Attending an NFL game doesn’t come cheap, as every football fan is probably—and perhaps painfully—aware. With each team playing just 16 home games a season, yet facing salary costs of $100 million or more, franchises aim to get the highest return they can on every seat in their stadium, not to mention on every parking space and visit to a food stand.
Just how steep a price you’ll pay for a NFL experience depends a lot on where you’re seeing the game. Ticket prices across the league vary by more than 100%, according to data gathered by Team Marketing Report, a sports research site. In the league’s least expensive stadiums, EverBank Field, home to the Jacksonville Jaguars, and Nissan Stadium in Nashville, where the Tennessee Titans play, three tickets, on average, will cost you around $200. By contrast, the average tab for three tickets to see the Chicago Bears at Soldier Field or the New England Patriots at Gillette Stadium is close to $400.

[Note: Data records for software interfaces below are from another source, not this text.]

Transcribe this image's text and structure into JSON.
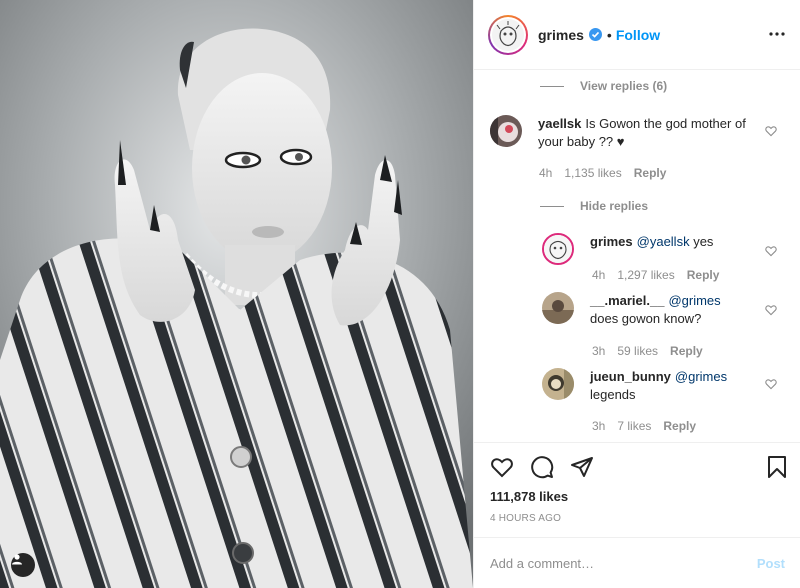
{
  "post": {
    "photo_alt": "grimes post photo",
    "tag_icon": "user-tag-icon"
  },
  "header": {
    "username": "grimes",
    "separator": "•",
    "follow_label": "Follow",
    "more_icon": "more-options-icon"
  },
  "comments": {
    "view_replies_1": "View replies (6)",
    "hide_replies": "Hide replies",
    "items": [
      {
        "user": "yaellsk",
        "text": "Is Gowon the god mother of your baby ?? ♥",
        "time": "4h",
        "likes": "1,135 likes",
        "reply": "Reply"
      }
    ],
    "replies": [
      {
        "user": "grimes",
        "mention": "@yaellsk",
        "text": " yes",
        "time": "4h",
        "likes": "1,297 likes",
        "reply": "Reply"
      },
      {
        "user": "__.mariel.__",
        "mention": "@grimes",
        "text": "does gowon know?",
        "time": "3h",
        "likes": "59 likes",
        "reply": "Reply"
      },
      {
        "user": "jueun_bunny",
        "mention": "@grimes",
        "text": "legends",
        "time": "3h",
        "likes": "7 likes",
        "reply": "Reply"
      }
    ]
  },
  "actions": {
    "likes": "111,878 likes",
    "time_ago": "4 HOURS AGO"
  },
  "add_comment": {
    "placeholder": "Add a comment…",
    "value": "",
    "post_label": "Post"
  },
  "colors": {
    "accent": "#0095f6",
    "verified": "#3897f0",
    "muted": "#8e8e8e",
    "post_disabled": "#b2dffc"
  }
}
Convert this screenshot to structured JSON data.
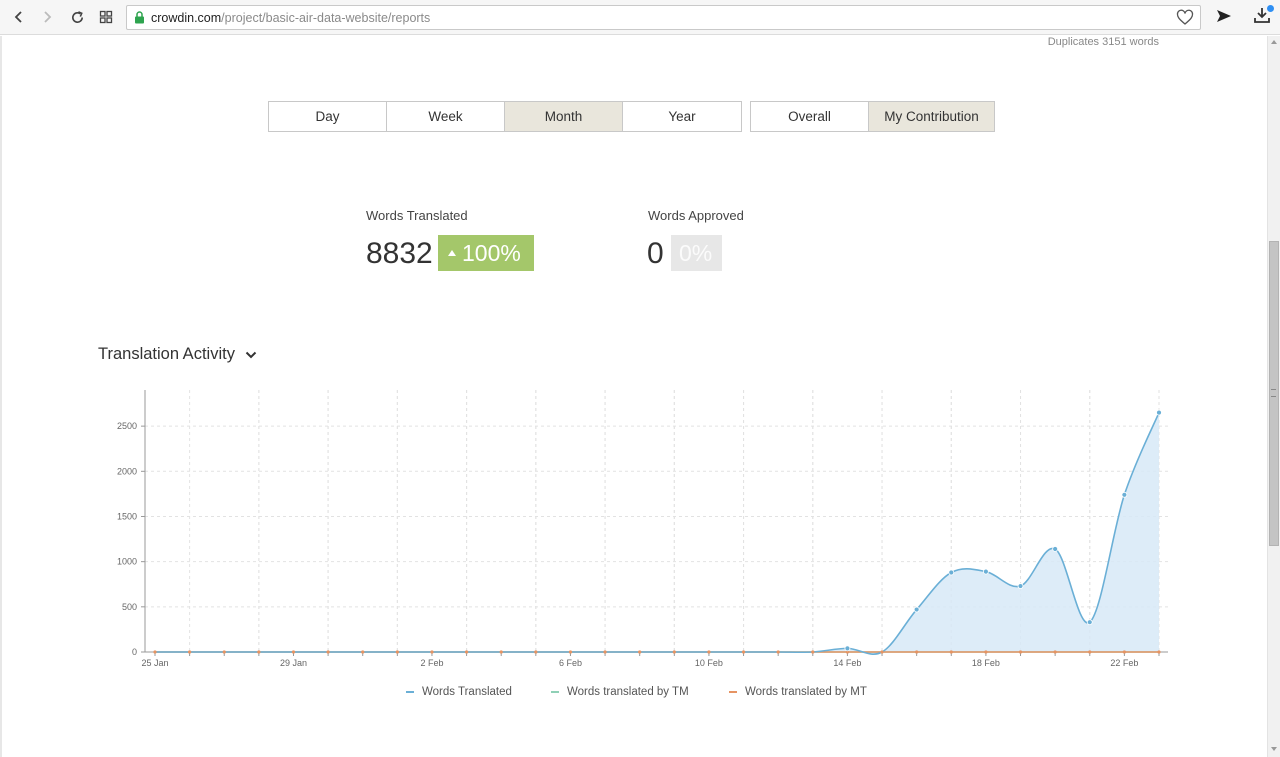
{
  "browser": {
    "url_host": "crowdin.com",
    "url_path": "/project/basic-air-data-website/reports"
  },
  "page": {
    "duplicates": "Duplicates 3151 words",
    "periods": [
      "Day",
      "Week",
      "Month",
      "Year"
    ],
    "active_period": "Month",
    "scopes": [
      "Overall",
      "My Contribution"
    ],
    "active_scope": "My Contribution"
  },
  "stats": {
    "translated": {
      "label": "Words Translated",
      "value": "8832",
      "change": "100%"
    },
    "approved": {
      "label": "Words Approved",
      "value": "0",
      "change": "0%"
    }
  },
  "activity": {
    "title": "Translation Activity"
  },
  "colors": {
    "translated": "#6aafd6",
    "tm": "#8fd0b6",
    "mt": "#e69463",
    "area": "#d7e9f7",
    "badge_green": "#a4c76a"
  },
  "chart_data": {
    "type": "area",
    "x": [
      "25 Jan",
      "26 Jan",
      "27 Jan",
      "28 Jan",
      "29 Jan",
      "30 Jan",
      "31 Jan",
      "1 Feb",
      "2 Feb",
      "3 Feb",
      "4 Feb",
      "5 Feb",
      "6 Feb",
      "7 Feb",
      "8 Feb",
      "9 Feb",
      "10 Feb",
      "11 Feb",
      "12 Feb",
      "13 Feb",
      "14 Feb",
      "15 Feb",
      "16 Feb",
      "17 Feb",
      "18 Feb",
      "19 Feb",
      "20 Feb",
      "21 Feb",
      "22 Feb",
      "23 Feb"
    ],
    "x_tick_labels": [
      "25 Jan",
      "29 Jan",
      "2 Feb",
      "6 Feb",
      "10 Feb",
      "14 Feb",
      "18 Feb",
      "22 Feb"
    ],
    "y_ticks": [
      0,
      500,
      1000,
      1500,
      2000,
      2500
    ],
    "ylim": [
      0,
      2900
    ],
    "grid": true,
    "legend": "bottom",
    "series": [
      {
        "name": "Words Translated",
        "values": [
          0,
          0,
          0,
          0,
          0,
          0,
          0,
          0,
          0,
          0,
          0,
          0,
          0,
          0,
          0,
          0,
          0,
          0,
          0,
          0,
          40,
          0,
          470,
          880,
          890,
          730,
          1140,
          330,
          1740,
          2650
        ]
      },
      {
        "name": "Words translated by TM",
        "values": [
          0,
          0,
          0,
          0,
          0,
          0,
          0,
          0,
          0,
          0,
          0,
          0,
          0,
          0,
          0,
          0,
          0,
          0,
          0,
          0,
          0,
          0,
          0,
          0,
          0,
          0,
          0,
          0,
          0,
          0
        ]
      },
      {
        "name": "Words translated by MT",
        "values": [
          0,
          0,
          0,
          0,
          0,
          0,
          0,
          0,
          0,
          0,
          0,
          0,
          0,
          0,
          0,
          0,
          0,
          0,
          0,
          0,
          0,
          0,
          0,
          0,
          0,
          0,
          0,
          0,
          0,
          0
        ]
      }
    ]
  }
}
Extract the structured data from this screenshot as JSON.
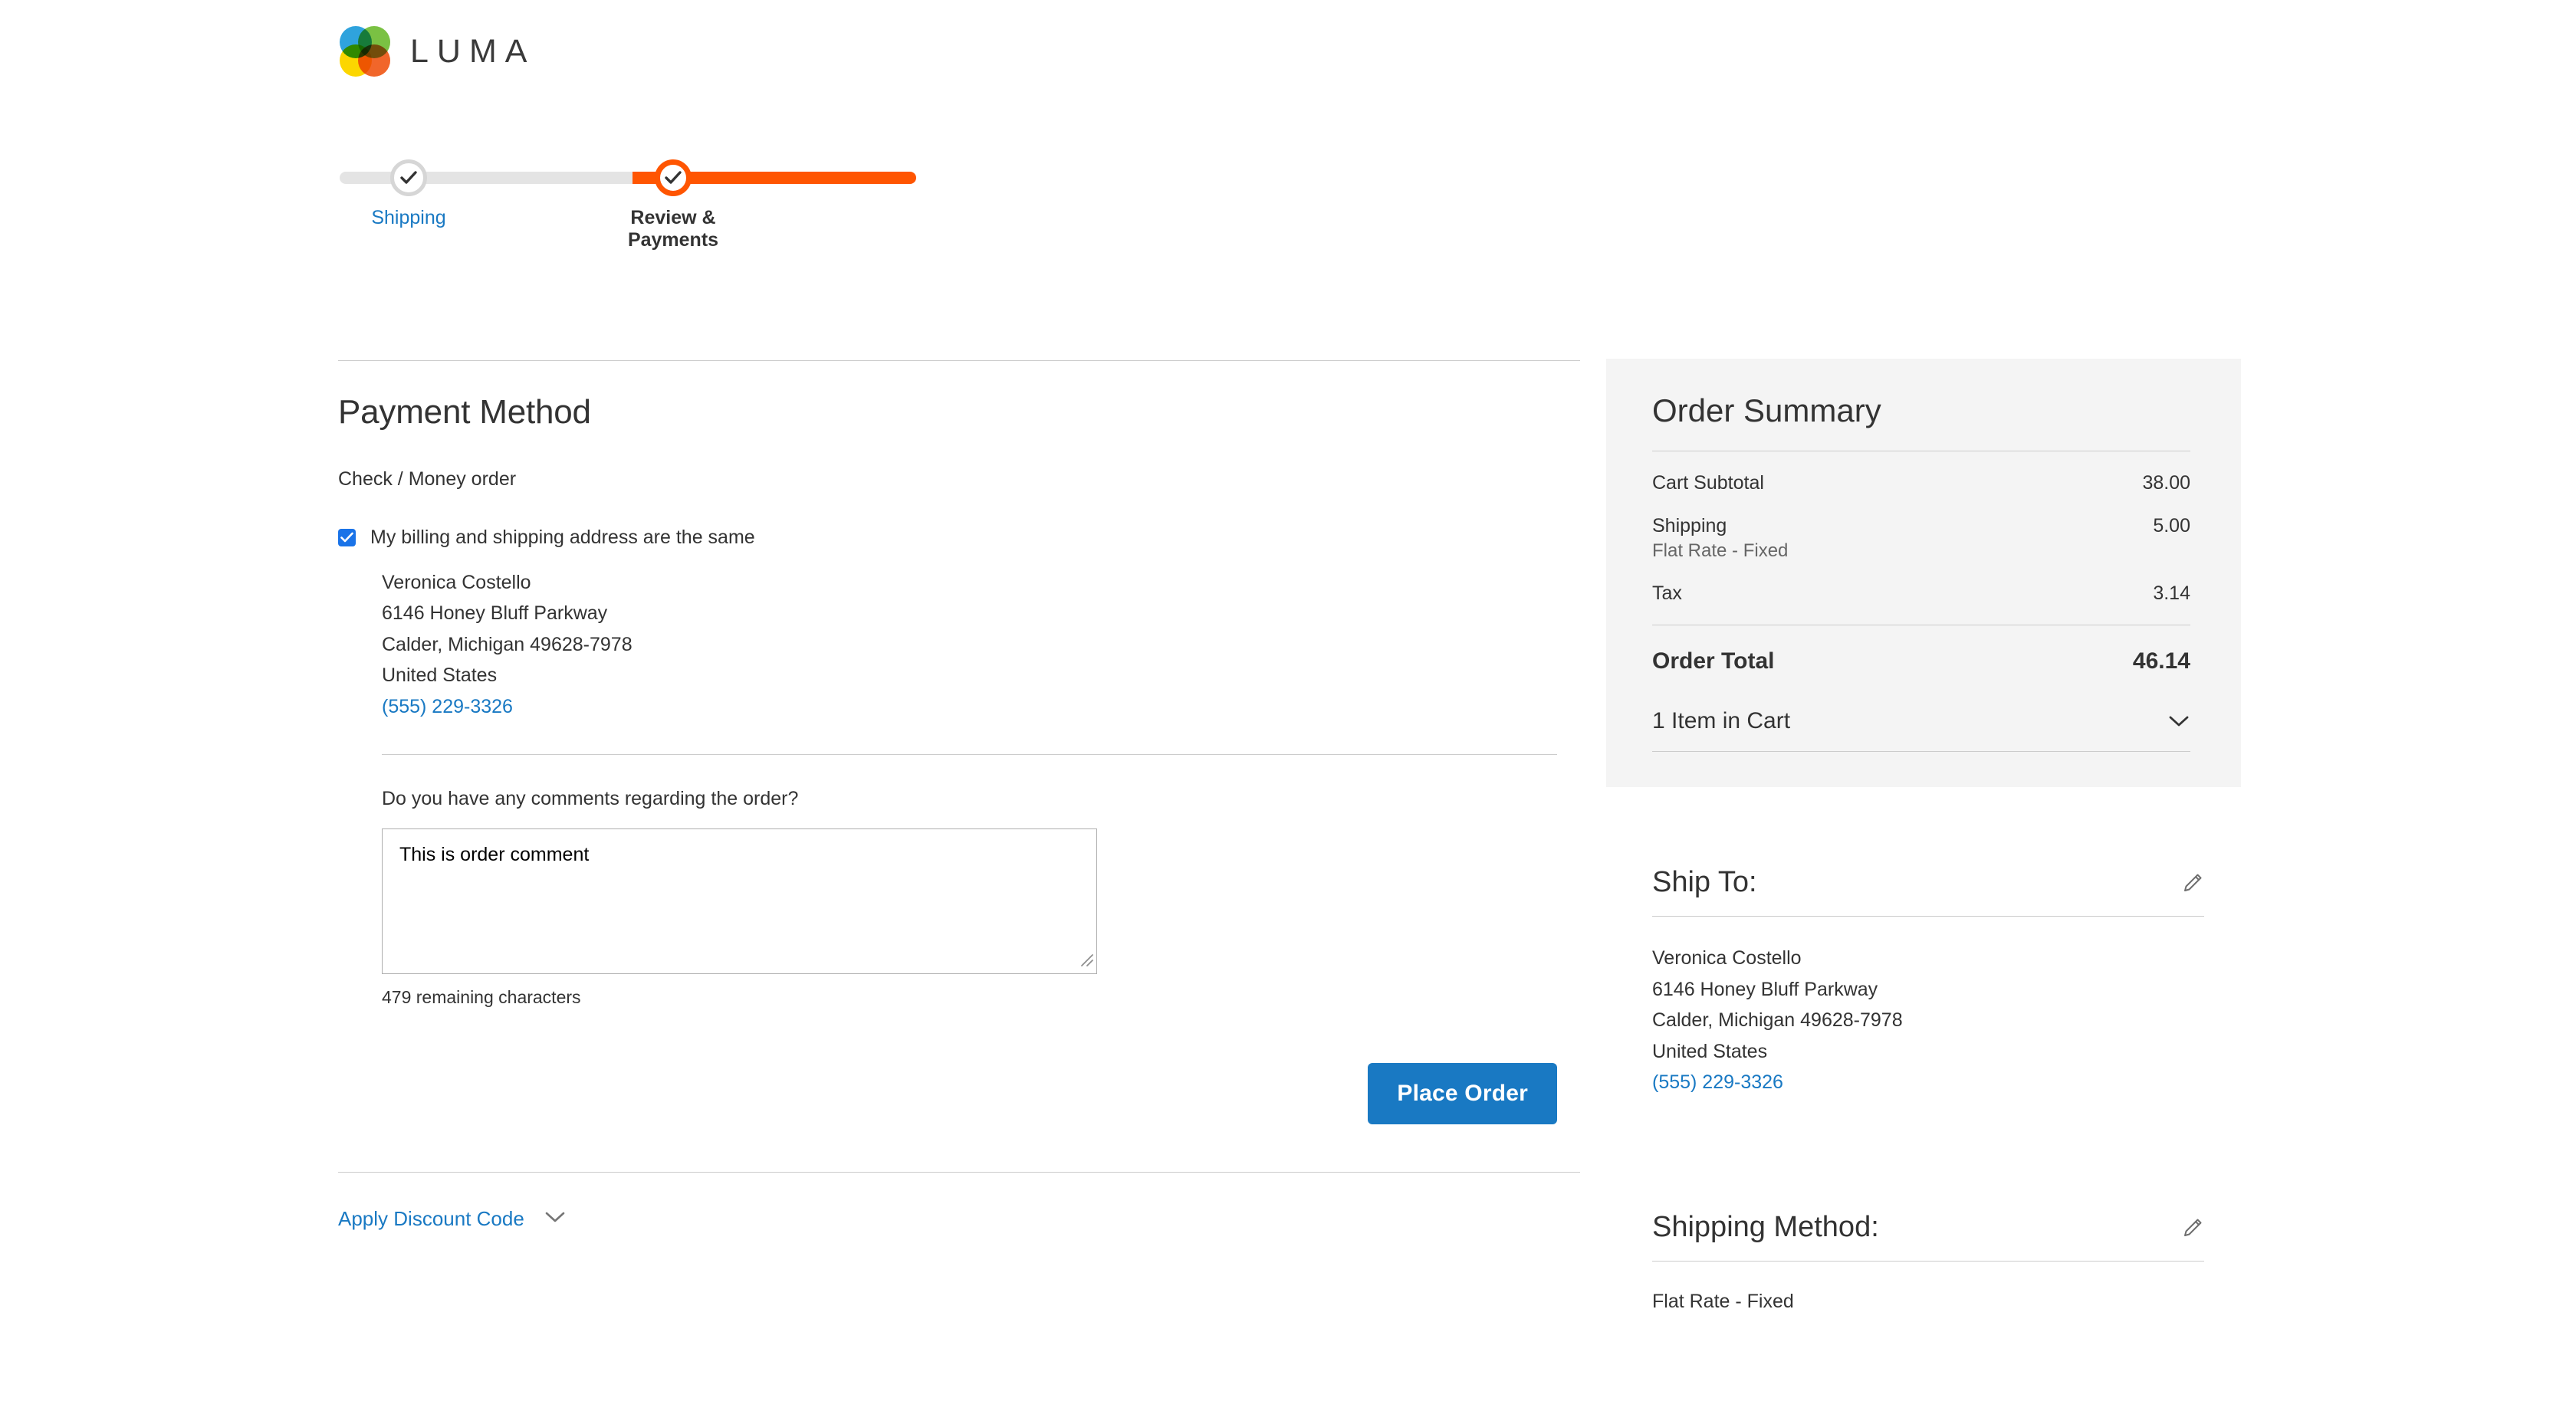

Yet there are also huge disparities in what people earn in the cities that NFL teams call home. For example, the median household earnings in New Orleans and Tampa are less than $50,000 while in Washington D.C. they top $90,000. Where does all this leave fans when it comes to affording an NFL game? To find out, we gathered the average cost of three NFL tickets—plus parking, food, and beer—in every city and converted the median household income in the area into an hourly wage. Dividing those hourly earnings into the total tab yielded the number of work hours required for a family of three to earn enough to attend a local NFL game.
The average across the league was about a day-and-a-half of work, with median earnings of about $30 an hour and the average tab for tickets and extras of around $350. But the work required rose to two days, or close to it, in the least affordable cities, while fans in a few cities could pay their NFL tab through only a day or so of toil.
Unsurprisingly, the least affordable cities tended to have some of the highest costs, along with incomes that were below the national norm. However, high prices didn’t always coincide with unaffordability; some pricier stadiums serve affluent cities where fans can cover their NFL fix with relative ease. Alternatively, some teams located where incomes are below the norm were quite affordable, too, since their prices were in line with the modest pay of the city they served.